- _Exercise aim_
Every entry, from the first to the last, should be written out exactly.
Data provided: Begin
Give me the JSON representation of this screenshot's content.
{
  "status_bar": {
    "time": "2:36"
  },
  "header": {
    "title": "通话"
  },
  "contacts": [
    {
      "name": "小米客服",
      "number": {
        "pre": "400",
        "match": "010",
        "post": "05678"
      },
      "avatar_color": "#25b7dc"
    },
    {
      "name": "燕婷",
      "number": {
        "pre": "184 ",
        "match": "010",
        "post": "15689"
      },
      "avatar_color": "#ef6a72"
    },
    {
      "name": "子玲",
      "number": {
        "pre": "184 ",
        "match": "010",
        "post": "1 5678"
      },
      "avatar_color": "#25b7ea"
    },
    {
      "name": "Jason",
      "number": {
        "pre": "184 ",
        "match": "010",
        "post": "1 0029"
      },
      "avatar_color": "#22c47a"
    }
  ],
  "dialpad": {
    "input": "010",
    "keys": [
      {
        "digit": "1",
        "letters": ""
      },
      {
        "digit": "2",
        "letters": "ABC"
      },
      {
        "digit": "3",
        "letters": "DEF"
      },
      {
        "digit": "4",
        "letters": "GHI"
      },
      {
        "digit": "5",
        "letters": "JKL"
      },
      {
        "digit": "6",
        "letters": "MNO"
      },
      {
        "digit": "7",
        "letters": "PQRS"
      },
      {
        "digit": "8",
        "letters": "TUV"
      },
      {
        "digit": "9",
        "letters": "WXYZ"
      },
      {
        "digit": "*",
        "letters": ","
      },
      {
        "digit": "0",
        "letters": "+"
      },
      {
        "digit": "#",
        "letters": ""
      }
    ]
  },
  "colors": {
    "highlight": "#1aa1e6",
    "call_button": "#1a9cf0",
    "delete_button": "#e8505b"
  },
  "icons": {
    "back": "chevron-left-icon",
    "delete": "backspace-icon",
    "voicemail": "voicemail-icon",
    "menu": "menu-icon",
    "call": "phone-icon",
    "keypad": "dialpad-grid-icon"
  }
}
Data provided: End
- _Finished exercise_
Give me the JSON representation of this screenshot's content.
{
  "status_bar": {
    "time": "2:36"
  },
  "header": {
    "title": "通话"
  },
  "contacts": [
    {
      "name": "小米客服",
      "number": {
        "pre": "400",
        "match": "010",
        "post": "05678"
      },
      "avatar_color": "#25b7dc"
    },
    {
      "name": "燕婷",
      "number": {
        "pre": "184 ",
        "match": "010",
        "post": "15689"
      },
      "avatar_color": "#ef6a72"
    },
    {
      "name": "子玲",
      "number": {
        "pre": "184 ",
        "match": "010",
        "post": "1 5678"
      },
      "avatar_color": "#25b7ea"
    },
    {
      "name": "Jason",
      "number": {
        "pre": "184 ",
        "match": "010",
        "post": "1 0029"
      },
      "avatar_color": "#22c47a"
    }
  ],
  "dialpad": {
    "input": "010",
    "keys": [
      {
        "digit": "1",
        "letters": ""
      },
      {
        "digit": "2",
        "letters": "ABC"
      },
      {
        "digit": "3",
        "letters": "DEF"
      },
      {
        "digit": "4",
        "letters": "GHI"
      },
      {
        "digit": "5",
        "letters": "JKL"
      },
      {
        "digit": "6",
        "letters": "MNO"
      },
      {
        "digit": "7",
        "letters": "PQRS"
      },
      {
        "digit": "8",
        "letters": "TUV"
      },
      {
        "digit": "9",
        "letters": "WXYZ"
      },
      {
        "digit": "*",
        "letters": ","
      },
      {
        "digit": "0",
        "letters": "+"
      },
      {
        "digit": "#",
        "letters": ""
      }
    ]
  },
  "colors": {
    "highlight": "#1aa1e6",
    "call_button": "#1a9cf0",
    "delete_button": "#e8505b"
  },
  "icons": {
    "back": "chevron-left-icon",
    "delete": "backspace-icon",
    "voicemail": "voicemail-icon",
    "menu": "menu-icon",
    "call": "phone-icon",
    "keypad": "dialpad-grid-icon"
  }
}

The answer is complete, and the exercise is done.